October 01, 2008

Vikings and their mice

Elsewhere on the web: Viking mice conquered much of British Isles, 'Viking mouse' invasion tracked

Proceedings of the Royal Society B doi: 10.1098/rspb.2008.0958

Of mice and (Viking?) men: phylogeography of British and Irish house mice

Jeremy B. Searle et al.

Abstract

The west European subspecies of house mouse (Mus musculus domesticus) has gained much of its current widespread distribution through commensalism with humans. This means that the phylogeography of M. m. domesticus should reflect patterns of human movements. We studied restriction fragment length polymorphism (RFLP) and DNA sequence variations in mouse mitochondrial (mt) DNA throughout the British Isles (328 mice from 105 localities, including previously published data). There is a major mtDNA lineage revealed by both RFLP and sequence analyses, which is restricted to the northern and western peripheries of the British Isles, and also occurs in Norway.

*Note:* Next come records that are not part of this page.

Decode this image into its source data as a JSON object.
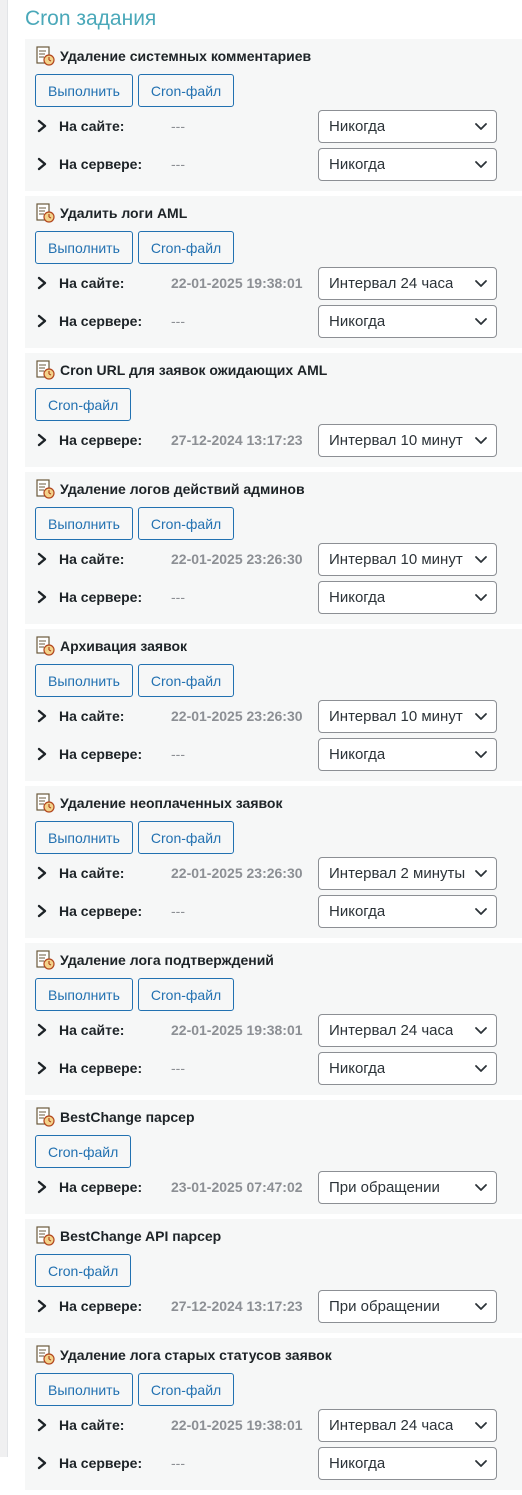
{
  "page": {
    "title": "Cron задания"
  },
  "labels": {
    "site": "На сайте:",
    "server": "На сервере:",
    "run": "Выполнить",
    "cron_file": "Cron-файл"
  },
  "jobs": [
    {
      "title": "Удаление системных комментариев",
      "run": true,
      "site": {
        "time": "---",
        "interval": "Никогда"
      },
      "server": {
        "time": "---",
        "interval": "Никогда"
      }
    },
    {
      "title": "Удалить логи AML",
      "run": true,
      "site": {
        "time": "22-01-2025 19:38:01",
        "interval": "Интервал 24 часа"
      },
      "server": {
        "time": "---",
        "interval": "Никогда"
      }
    },
    {
      "title": "Cron URL для заявок ожидающих AML",
      "run": false,
      "server": {
        "time": "27-12-2024 13:17:23",
        "interval": "Интервал 10 минут"
      }
    },
    {
      "title": "Удаление логов действий админов",
      "run": true,
      "site": {
        "time": "22-01-2025 23:26:30",
        "interval": "Интервал 10 минут"
      },
      "server": {
        "time": "---",
        "interval": "Никогда"
      }
    },
    {
      "title": "Архивация заявок",
      "run": true,
      "site": {
        "time": "22-01-2025 23:26:30",
        "interval": "Интервал 10 минут"
      },
      "server": {
        "time": "---",
        "interval": "Никогда"
      }
    },
    {
      "title": "Удаление неоплаченных заявок",
      "run": true,
      "site": {
        "time": "22-01-2025 23:26:30",
        "interval": "Интервал 2 минуты"
      },
      "server": {
        "time": "---",
        "interval": "Никогда"
      }
    },
    {
      "title": "Удаление лога подтверждений",
      "run": true,
      "site": {
        "time": "22-01-2025 19:38:01",
        "interval": "Интервал 24 часа"
      },
      "server": {
        "time": "---",
        "interval": "Никогда"
      }
    },
    {
      "title": "BestChange парсер",
      "run": false,
      "server": {
        "time": "23-01-2025 07:47:02",
        "interval": "При обращении"
      }
    },
    {
      "title": "BestChange API парсер",
      "run": false,
      "server": {
        "time": "27-12-2024 13:17:23",
        "interval": "При обращении"
      }
    },
    {
      "title": "Удаление лога старых статусов заявок",
      "run": true,
      "site": {
        "time": "22-01-2025 19:38:01",
        "interval": "Интервал 24 часа"
      },
      "server": {
        "time": "---",
        "interval": "Никогда"
      }
    }
  ],
  "colors": {
    "accent": "#2271b1",
    "title": "#4aa8b9",
    "muted": "#8c8f94",
    "panel": "#f6f7f7"
  },
  "icons": {
    "job": "clock-document-icon",
    "row": "chevron-right-icon",
    "select": "chevron-down-icon"
  }
}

This distribution of the ‘Orkney’ lineage fits well with the sphere of influence of the Norwegian Vikings and was probably generated through inadvertent transport by them. To form viable populations, house mice would have required large human settlements such as the Norwegian Vikings founded. The other parts of the British Isles (essentially most of mainland Britain) are characterized by house mice with different mtDNA sequences, some of which are also found in Germany, and which probably reflect both Iron Age movements of people and mice and earlier development of large human settlements. MtDNA studies on house mice have the potential to reveal novel aspects of human history.

Link

2 comments:

subscriber3 said...

"We studied restriction fragment length
polymorphism ( RFLP) and DNA sequence variations in mouse mitochondrial (mt) DNA throughout the
British Isles (328 mice from 105 localities, including previously published data)."

is this type of study affected by the highly variable chromosome number of Mus musculus? should the karyotype of the mice have also been considered in this study?

http://genome.cshlp.org/cgi/reprint/8/1/1.pdf

Rebekah C said...

Hi,

The original journal article is free.
http://journals.royalsociety.org/content/g47098702062q2h4/fulltext.pdf

I, predictably, think they should have gotten full mtDNA sequences on those mice.

Rebekah